## [YOUR GOAL]
The answer must be every line of the data that holds the word "chevron".

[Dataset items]
Start of Block

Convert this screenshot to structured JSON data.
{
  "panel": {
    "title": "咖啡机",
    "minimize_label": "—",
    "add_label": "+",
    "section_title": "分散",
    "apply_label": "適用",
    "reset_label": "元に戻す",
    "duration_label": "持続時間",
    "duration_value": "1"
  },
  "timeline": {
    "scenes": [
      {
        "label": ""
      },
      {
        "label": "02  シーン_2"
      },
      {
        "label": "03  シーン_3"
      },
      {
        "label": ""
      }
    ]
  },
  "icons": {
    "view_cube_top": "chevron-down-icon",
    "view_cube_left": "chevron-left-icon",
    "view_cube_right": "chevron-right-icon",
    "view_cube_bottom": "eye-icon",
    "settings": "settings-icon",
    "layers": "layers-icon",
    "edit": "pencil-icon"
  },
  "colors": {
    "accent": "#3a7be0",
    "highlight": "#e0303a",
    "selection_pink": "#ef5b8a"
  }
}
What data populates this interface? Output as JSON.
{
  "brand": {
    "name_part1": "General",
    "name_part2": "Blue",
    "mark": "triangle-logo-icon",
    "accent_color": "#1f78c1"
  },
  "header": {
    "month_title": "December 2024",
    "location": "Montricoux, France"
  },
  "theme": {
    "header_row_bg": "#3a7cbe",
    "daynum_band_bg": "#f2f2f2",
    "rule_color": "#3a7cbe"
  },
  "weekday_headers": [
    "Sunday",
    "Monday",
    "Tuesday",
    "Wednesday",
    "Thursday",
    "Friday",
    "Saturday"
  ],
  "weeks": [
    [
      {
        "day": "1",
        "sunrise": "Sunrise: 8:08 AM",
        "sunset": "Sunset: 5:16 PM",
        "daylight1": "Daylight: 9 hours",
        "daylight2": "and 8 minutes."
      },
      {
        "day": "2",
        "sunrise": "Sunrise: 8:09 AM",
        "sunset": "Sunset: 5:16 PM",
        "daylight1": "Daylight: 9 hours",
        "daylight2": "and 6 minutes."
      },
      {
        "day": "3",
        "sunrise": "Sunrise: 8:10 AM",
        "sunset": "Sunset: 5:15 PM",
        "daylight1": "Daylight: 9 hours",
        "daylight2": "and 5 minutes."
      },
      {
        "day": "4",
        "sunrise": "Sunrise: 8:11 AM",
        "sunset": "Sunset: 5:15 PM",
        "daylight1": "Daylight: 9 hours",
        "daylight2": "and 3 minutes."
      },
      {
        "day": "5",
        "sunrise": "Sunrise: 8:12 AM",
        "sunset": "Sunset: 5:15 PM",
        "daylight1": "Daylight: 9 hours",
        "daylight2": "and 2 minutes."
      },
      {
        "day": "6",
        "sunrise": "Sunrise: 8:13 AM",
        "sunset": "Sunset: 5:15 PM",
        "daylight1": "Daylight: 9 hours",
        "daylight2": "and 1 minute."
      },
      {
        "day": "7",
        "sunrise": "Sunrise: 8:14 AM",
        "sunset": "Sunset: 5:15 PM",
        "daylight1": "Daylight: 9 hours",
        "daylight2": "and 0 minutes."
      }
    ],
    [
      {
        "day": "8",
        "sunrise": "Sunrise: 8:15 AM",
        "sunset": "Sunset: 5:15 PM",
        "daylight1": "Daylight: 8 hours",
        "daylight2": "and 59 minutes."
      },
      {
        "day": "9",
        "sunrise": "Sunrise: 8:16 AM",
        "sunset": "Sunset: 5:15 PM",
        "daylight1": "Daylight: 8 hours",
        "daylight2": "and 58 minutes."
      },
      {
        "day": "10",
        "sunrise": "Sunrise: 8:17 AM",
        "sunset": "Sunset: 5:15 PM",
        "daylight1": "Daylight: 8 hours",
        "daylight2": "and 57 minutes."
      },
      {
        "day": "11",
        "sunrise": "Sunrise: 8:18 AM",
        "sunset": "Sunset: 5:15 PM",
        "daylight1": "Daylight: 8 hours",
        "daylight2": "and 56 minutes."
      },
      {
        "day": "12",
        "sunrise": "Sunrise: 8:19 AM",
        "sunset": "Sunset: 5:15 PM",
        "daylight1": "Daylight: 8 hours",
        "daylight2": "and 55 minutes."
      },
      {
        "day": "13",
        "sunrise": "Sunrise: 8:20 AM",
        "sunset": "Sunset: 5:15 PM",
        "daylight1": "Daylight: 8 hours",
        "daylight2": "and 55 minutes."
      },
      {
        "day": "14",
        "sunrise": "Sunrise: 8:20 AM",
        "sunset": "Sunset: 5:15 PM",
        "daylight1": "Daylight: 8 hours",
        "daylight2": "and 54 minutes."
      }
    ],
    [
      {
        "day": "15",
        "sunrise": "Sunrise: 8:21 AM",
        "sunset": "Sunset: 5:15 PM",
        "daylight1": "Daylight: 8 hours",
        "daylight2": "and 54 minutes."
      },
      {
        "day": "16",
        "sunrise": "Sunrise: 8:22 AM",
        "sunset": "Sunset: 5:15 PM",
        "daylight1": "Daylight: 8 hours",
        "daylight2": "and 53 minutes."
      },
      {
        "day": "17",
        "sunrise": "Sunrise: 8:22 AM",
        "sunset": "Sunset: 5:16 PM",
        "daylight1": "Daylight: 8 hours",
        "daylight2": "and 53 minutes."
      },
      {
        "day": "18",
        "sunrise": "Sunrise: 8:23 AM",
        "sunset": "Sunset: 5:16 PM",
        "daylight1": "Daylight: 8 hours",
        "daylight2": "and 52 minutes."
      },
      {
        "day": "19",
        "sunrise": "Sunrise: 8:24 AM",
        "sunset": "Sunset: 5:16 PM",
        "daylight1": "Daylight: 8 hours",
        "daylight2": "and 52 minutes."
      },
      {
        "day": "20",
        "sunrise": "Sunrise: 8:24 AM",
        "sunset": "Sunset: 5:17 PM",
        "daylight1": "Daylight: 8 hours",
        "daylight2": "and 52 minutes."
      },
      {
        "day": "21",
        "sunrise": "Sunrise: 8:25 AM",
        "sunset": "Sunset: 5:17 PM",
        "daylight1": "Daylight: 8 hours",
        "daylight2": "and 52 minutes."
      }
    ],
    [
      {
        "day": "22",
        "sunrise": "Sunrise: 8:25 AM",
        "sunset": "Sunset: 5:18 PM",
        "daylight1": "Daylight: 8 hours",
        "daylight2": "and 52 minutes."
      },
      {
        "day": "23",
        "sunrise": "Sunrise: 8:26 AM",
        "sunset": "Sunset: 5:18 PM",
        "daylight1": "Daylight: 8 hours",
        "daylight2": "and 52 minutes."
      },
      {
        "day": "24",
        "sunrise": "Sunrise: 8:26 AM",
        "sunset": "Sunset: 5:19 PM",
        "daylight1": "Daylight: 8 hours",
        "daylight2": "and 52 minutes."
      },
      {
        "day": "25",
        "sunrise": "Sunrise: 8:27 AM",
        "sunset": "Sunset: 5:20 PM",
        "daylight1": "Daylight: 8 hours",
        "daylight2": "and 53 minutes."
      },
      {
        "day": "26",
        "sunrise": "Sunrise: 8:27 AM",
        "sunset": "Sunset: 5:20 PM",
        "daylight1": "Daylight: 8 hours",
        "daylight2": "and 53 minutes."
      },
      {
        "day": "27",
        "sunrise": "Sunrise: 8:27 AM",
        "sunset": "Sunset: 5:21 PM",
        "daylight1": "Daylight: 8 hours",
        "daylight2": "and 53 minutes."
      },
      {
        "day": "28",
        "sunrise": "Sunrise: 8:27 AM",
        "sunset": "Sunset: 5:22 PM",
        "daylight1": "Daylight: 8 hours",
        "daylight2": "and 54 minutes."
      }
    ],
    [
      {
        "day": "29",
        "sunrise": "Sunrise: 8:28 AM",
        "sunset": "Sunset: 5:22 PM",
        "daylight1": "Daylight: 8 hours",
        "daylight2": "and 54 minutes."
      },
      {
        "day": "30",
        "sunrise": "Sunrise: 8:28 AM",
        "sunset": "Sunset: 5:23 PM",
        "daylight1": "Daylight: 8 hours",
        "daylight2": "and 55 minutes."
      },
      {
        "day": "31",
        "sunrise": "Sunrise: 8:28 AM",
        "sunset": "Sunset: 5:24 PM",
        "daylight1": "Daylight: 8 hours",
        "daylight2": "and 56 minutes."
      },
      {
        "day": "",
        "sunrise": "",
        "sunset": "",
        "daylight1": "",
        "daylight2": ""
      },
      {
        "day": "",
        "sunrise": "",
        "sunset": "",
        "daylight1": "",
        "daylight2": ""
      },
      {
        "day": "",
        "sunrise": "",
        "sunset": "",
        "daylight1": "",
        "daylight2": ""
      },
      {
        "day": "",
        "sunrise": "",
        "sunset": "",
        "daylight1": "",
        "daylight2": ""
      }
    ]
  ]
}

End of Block

## [SOLUTION]
    "view_cube_top": "chevron-down-icon",
    "view_cube_left": "chevron-left-icon",
    "view_cube_right": "chevron-right-icon",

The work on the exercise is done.